Component data from apps and pages
----

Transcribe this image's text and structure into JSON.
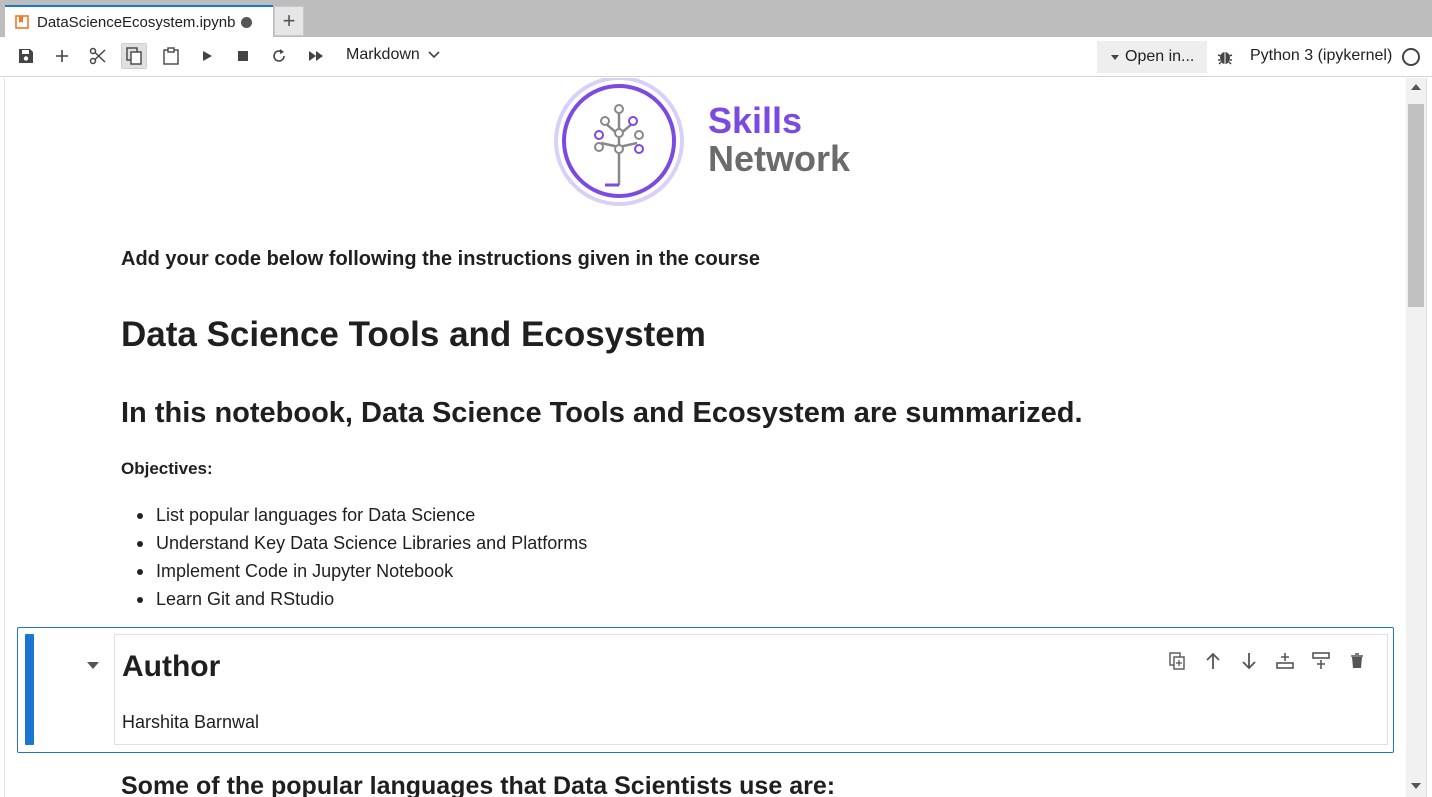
{
  "tab": {
    "title": "DataScienceEcosystem.ipynb",
    "new_tab_label": "+"
  },
  "toolbar": {
    "cell_type": "Markdown",
    "open_in": "Open in...",
    "kernel": "Python 3 (ipykernel)",
    "icons": [
      "save-icon",
      "add-icon",
      "cut-icon",
      "copy-icon",
      "paste-icon",
      "run-icon",
      "stop-icon",
      "restart-icon",
      "fast-forward-icon"
    ]
  },
  "logo": {
    "line1": "Skills",
    "line2": "Network",
    "colors": {
      "purple": "#7b4ae2",
      "gray": "#6b6b6b"
    }
  },
  "notebook": {
    "intro": "Add your code below following the instructions given in the course",
    "title": "Data Science Tools and Ecosystem",
    "summary": "In this notebook, Data Science Tools and Ecosystem are summarized.",
    "objectives_label": "Objectives:",
    "objectives": [
      "List popular languages for Data Science",
      "Understand Key Data Science Libraries and Platforms",
      "Implement Code in Jupyter Notebook",
      "Learn Git and RStudio"
    ],
    "author_heading": "Author",
    "author_name": "Harshita Barnwal",
    "next_heading": "Some of the popular languages that Data Scientists use are:"
  },
  "colors": {
    "accent": "#1976d2"
  }
}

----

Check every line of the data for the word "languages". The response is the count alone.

• **RESPONSE AREA**: 2